## Exercise details
Using the material below, write out every entry exactly.

## Source information

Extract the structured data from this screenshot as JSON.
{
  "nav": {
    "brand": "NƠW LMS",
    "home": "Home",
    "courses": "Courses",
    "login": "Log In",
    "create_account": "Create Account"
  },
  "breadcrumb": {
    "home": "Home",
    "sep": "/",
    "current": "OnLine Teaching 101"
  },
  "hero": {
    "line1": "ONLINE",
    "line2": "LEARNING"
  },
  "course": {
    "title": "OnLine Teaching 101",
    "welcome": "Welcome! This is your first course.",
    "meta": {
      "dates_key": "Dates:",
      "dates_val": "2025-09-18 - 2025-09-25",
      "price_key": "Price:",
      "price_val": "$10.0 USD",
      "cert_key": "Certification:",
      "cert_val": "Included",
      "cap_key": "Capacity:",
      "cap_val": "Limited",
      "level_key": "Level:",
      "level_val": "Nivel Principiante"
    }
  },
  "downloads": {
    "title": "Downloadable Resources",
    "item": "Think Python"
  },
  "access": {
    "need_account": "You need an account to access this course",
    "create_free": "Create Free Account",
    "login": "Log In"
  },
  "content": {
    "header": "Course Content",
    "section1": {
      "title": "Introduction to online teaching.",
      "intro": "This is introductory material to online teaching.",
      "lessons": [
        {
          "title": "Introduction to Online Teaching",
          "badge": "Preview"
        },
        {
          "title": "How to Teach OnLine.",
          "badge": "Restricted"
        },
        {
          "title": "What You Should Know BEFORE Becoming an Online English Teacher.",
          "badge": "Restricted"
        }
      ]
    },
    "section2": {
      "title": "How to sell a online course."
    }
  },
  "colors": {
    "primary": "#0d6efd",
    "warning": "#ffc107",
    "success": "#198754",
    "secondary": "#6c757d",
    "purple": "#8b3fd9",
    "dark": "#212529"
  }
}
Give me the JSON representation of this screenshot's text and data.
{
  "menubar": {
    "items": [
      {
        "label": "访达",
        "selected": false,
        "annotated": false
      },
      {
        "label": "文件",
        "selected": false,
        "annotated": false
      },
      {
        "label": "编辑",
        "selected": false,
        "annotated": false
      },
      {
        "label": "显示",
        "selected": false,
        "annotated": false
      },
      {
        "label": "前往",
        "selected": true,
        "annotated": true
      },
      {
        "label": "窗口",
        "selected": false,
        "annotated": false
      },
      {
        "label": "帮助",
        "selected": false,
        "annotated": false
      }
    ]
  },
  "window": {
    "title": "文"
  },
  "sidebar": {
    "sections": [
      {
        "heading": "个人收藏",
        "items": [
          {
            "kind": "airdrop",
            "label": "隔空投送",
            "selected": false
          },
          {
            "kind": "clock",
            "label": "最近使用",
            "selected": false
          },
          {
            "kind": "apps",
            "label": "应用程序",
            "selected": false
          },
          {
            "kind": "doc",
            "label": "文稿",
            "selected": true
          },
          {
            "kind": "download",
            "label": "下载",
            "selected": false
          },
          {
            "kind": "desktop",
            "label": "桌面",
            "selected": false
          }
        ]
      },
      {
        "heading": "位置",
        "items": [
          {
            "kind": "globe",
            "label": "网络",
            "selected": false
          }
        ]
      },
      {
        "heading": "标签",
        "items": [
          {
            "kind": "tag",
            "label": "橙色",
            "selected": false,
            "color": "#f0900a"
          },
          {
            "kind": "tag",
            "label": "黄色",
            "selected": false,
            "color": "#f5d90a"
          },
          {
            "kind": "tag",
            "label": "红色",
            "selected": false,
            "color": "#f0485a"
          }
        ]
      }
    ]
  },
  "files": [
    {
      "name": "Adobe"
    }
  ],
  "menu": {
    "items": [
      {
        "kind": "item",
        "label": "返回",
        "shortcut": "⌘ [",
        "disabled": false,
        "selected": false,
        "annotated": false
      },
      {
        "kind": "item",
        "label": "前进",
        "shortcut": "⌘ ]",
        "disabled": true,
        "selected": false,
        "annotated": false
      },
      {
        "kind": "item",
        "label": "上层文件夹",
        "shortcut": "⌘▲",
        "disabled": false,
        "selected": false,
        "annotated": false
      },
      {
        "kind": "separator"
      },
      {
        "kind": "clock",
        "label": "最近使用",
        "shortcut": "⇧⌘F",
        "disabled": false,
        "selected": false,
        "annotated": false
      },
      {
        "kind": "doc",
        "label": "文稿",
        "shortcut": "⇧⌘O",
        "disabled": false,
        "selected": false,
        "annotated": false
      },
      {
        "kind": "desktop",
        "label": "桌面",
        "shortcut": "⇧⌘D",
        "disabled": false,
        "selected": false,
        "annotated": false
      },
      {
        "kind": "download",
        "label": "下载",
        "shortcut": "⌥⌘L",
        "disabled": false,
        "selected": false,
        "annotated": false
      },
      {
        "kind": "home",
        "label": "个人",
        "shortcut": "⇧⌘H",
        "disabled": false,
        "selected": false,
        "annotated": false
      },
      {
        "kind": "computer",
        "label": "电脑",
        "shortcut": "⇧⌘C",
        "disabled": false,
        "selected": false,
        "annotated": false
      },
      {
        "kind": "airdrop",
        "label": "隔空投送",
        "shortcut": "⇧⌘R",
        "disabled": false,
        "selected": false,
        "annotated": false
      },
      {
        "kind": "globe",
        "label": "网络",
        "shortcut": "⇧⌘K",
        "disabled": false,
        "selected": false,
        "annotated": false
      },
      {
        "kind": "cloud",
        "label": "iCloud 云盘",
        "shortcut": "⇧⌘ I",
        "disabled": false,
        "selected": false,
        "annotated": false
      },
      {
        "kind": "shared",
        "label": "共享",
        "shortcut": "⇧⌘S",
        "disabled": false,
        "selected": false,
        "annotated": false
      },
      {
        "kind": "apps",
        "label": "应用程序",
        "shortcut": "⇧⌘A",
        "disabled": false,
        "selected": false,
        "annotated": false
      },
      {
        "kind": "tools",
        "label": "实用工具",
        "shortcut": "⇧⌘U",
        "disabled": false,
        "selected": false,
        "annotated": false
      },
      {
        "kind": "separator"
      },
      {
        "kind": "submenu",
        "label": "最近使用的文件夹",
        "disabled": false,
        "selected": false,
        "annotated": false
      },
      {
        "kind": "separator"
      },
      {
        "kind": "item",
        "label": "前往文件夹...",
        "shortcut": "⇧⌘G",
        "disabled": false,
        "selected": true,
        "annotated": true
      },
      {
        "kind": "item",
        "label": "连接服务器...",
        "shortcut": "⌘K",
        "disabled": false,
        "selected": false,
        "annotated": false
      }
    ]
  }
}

## Answer space
Extract the structured data from this screenshot as JSON.
{
  "nav": {
    "brand": "NƠW LMS",
    "home": "Home",
    "courses": "Courses",
    "login": "Log In",
    "create_account": "Create Account"
  },
  "breadcrumb": {
    "home": "Home",
    "sep": "/",
    "current": "OnLine Teaching 101"
  },
  "hero": {
    "line1": "ONLINE",
    "line2": "LEARNING"
  },
  "course": {
    "title": "OnLine Teaching 101",
    "welcome": "Welcome! This is your first course.",
    "meta": {
      "dates_key": "Dates:",
      "dates_val": "2025-09-18 - 2025-09-25",
      "price_key": "Price:",
      "price_val": "$10.0 USD",
      "cert_key": "Certification:",
      "cert_val": "Included",
      "cap_key": "Capacity:",
      "cap_val": "Limited",
      "level_key": "Level:",
      "level_val": "Nivel Principiante"
    }
  },
  "downloads": {
    "title": "Downloadable Resources",
    "item": "Think Python"
  },
  "access": {
    "need_account": "You need an account to access this course",
    "create_free": "Create Free Account",
    "login": "Log In"
  },
  "content": {
    "header": "Course Content",
    "section1": {
      "title": "Introduction to online teaching.",
      "intro": "This is introductory material to online teaching.",
      "lessons": [
        {
          "title": "Introduction to Online Teaching",
          "badge": "Preview"
        },
        {
          "title": "How to Teach OnLine.",
          "badge": "Restricted"
        },
        {
          "title": "What You Should Know BEFORE Becoming an Online English Teacher.",
          "badge": "Restricted"
        }
      ]
    },
    "section2": {
      "title": "How to sell a online course."
    }
  },
  "colors": {
    "primary": "#0d6efd",
    "warning": "#ffc107",
    "success": "#198754",
    "secondary": "#6c757d",
    "purple": "#8b3fd9",
    "dark": "#212529"
  }
}
Give me the JSON representation of this screenshot's text and data.
{
  "menubar": {
    "items": [
      {
        "label": "访达",
        "selected": false,
        "annotated": false
      },
      {
        "label": "文件",
        "selected": false,
        "annotated": false
      },
      {
        "label": "编辑",
        "selected": false,
        "annotated": false
      },
      {
        "label": "显示",
        "selected": false,
        "annotated": false
      },
      {
        "label": "前往",
        "selected": true,
        "annotated": true
      },
      {
        "label": "窗口",
        "selected": false,
        "annotated": false
      },
      {
        "label": "帮助",
        "selected": false,
        "annotated": false
      }
    ]
  },
  "window": {
    "title": "文"
  },
  "sidebar": {
    "sections": [
      {
        "heading": "个人收藏",
        "items": [
          {
            "kind": "airdrop",
            "label": "隔空投送",
            "selected": false
          },
          {
            "kind": "clock",
            "label": "最近使用",
            "selected": false
          },
          {
            "kind": "apps",
            "label": "应用程序",
            "selected": false
          },
          {
            "kind": "doc",
            "label": "文稿",
            "selected": true
          },
          {
            "kind": "download",
            "label": "下载",
            "selected": false
          },
          {
            "kind": "desktop",
            "label": "桌面",
            "selected": false
          }
        ]
      },
      {
        "heading": "位置",
        "items": [
          {
            "kind": "globe",
            "label": "网络",
            "selected": false
          }
        ]
      },
      {
        "heading": "标签",
        "items": [
          {
            "kind": "tag",
            "label": "橙色",
            "selected": false,
            "color": "#f0900a"
          },
          {
            "kind": "tag",
            "label": "黄色",
            "selected": false,
            "color": "#f5d90a"
          },
          {
            "kind": "tag",
            "label": "红色",
            "selected": false,
            "color": "#f0485a"
          }
        ]
      }
    ]
  },
  "files": [
    {
      "name": "Adobe"
    }
  ],
  "menu": {
    "items": [
      {
        "kind": "item",
        "label": "返回",
        "shortcut": "⌘ [",
        "disabled": false,
        "selected": false,
        "annotated": false
      },
      {
        "kind": "item",
        "label": "前进",
        "shortcut": "⌘ ]",
        "disabled": true,
        "selected": false,
        "annotated": false
      },
      {
        "kind": "item",
        "label": "上层文件夹",
        "shortcut": "⌘▲",
        "disabled": false,
        "selected": false,
        "annotated": false
      },
      {
        "kind": "separator"
      },
      {
        "kind": "clock",
        "label": "最近使用",
        "shortcut": "⇧⌘F",
        "disabled": false,
        "selected": false,
        "annotated": false
      },
      {
        "kind": "doc",
        "label": "文稿",
        "shortcut": "⇧⌘O",
        "disabled": false,
        "selected": false,
        "annotated": false
      },
      {
        "kind": "desktop",
        "label": "桌面",
        "shortcut": "⇧⌘D",
        "disabled": false,
        "selected": false,
        "annotated": false
      },
      {
        "kind": "download",
        "label": "下载",
        "shortcut": "⌥⌘L",
        "disabled": false,
        "selected": false,
        "annotated": false
      },
      {
        "kind": "home",
        "label": "个人",
        "shortcut": "⇧⌘H",
        "disabled": false,
        "selected": false,
        "annotated": false
      },
      {
        "kind": "computer",
        "label": "电脑",
        "shortcut": "⇧⌘C",
        "disabled": false,
        "selected": false,
        "annotated": false
      },
      {
        "kind": "airdrop",
        "label": "隔空投送",
        "shortcut": "⇧⌘R",
        "disabled": false,
        "selected": false,
        "annotated": false
      },
      {
        "kind": "globe",
        "label": "网络",
        "shortcut": "⇧⌘K",
        "disabled": false,
        "selected": false,
        "annotated": false
      },
      {
        "kind": "cloud",
        "label": "iCloud 云盘",
        "shortcut": "⇧⌘ I",
        "disabled": false,
        "selected": false,
        "annotated": false
      },
      {
        "kind": "shared",
        "label": "共享",
        "shortcut": "⇧⌘S",
        "disabled": false,
        "selected": false,
        "annotated": false
      },
      {
        "kind": "apps",
        "label": "应用程序",
        "shortcut": "⇧⌘A",
        "disabled": false,
        "selected": false,
        "annotated": false
      },
      {
        "kind": "tools",
        "label": "实用工具",
        "shortcut": "⇧⌘U",
        "disabled": false,
        "selected": false,
        "annotated": false
      },
      {
        "kind": "separator"
      },
      {
        "kind": "submenu",
        "label": "最近使用的文件夹",
        "disabled": false,
        "selected": false,
        "annotated": false
      },
      {
        "kind": "separator"
      },
      {
        "kind": "item",
        "label": "前往文件夹...",
        "shortcut": "⇧⌘G",
        "disabled": false,
        "selected": true,
        "annotated": true
      },
      {
        "kind": "item",
        "label": "连接服务器...",
        "shortcut": "⌘K",
        "disabled": false,
        "selected": false,
        "annotated": false
      }
    ]
  }
}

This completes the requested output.